Saturday’s event is a bit different—KWUR’s biannual DJ mashup will have (in Weinstock’s words) everything from “’90s throwbacks, industrial rap and funk classics,” to “elevator music/ philosophy lecture mashups.” This mix of funky tunes from 11 different DJs is sure to have something for everyone.
The final event in KWUR Week 2019 will be calmer than the rest. If you’re in the mood for classical music, the Classical Showcase in the Goldberg Formal Lounge on Monday night is the place for you.
This variety is typical of KWUR Week. For the last 27 years, KWUR has tried to reflect the diverse musical interests of the Wash. U. campus community. With so many people on campus, it makes sense that their music taste should be so incredibly varied.
“In its current incarnation, the event exists to bring something to the student body that no one else on campus would otherwise provide,” Weinstock explained. “The goal is to create a week of fully accessible and welcoming shows that exhibit the growing taste of the student body.”
“We want to bring together a diverse set of sounds, whether that’s twee-pop, ambient noise, neo-soul or something else,” Weinstock continued. “We want someone to walk into a KWUR Week show and leave feeling like they’ve found a new favorite, all the better if it’s someone they had never heard of before they walked into the venue.”
Because of that, KWUR Week artists come from not only Wash. U. campus or the St. Louis community, but all across the country. KWUR selects the artists they think are up-and-coming, and that means looking everywhere.
While for logistical reasons many of these out of state acts come from the lineup of Austin music festival South by Southwest (it is easier for a band from, say, New York to come to Missouri if they are already in the neighborhood), ultimately, Weinstock says, “We pick the people we think are making the best music around right now, the people who we think the student body will love upon discovery, the people who inspire us and represent the wide world of music listening and creating.”
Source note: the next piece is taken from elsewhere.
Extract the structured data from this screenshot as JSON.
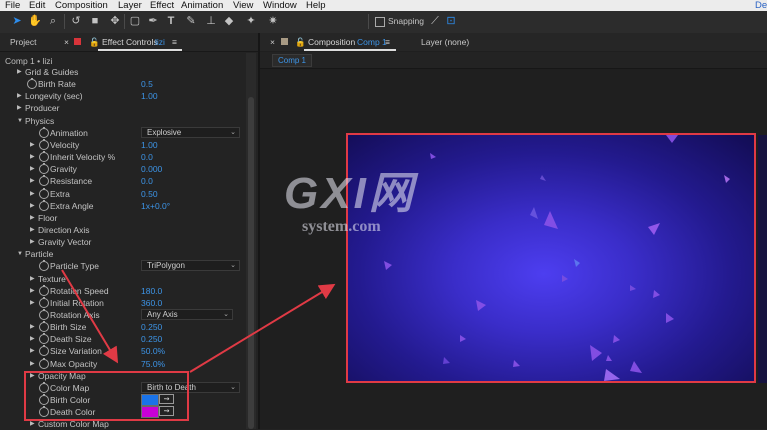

KWUR Week has provided free music and the opportunity to discover new favorite bands to Wash. U. students for over a quarter of a century, and it won’t be going away anytime soon. If you have a free couple of hours, head on over and check out a KWUR show. You won’t regret it.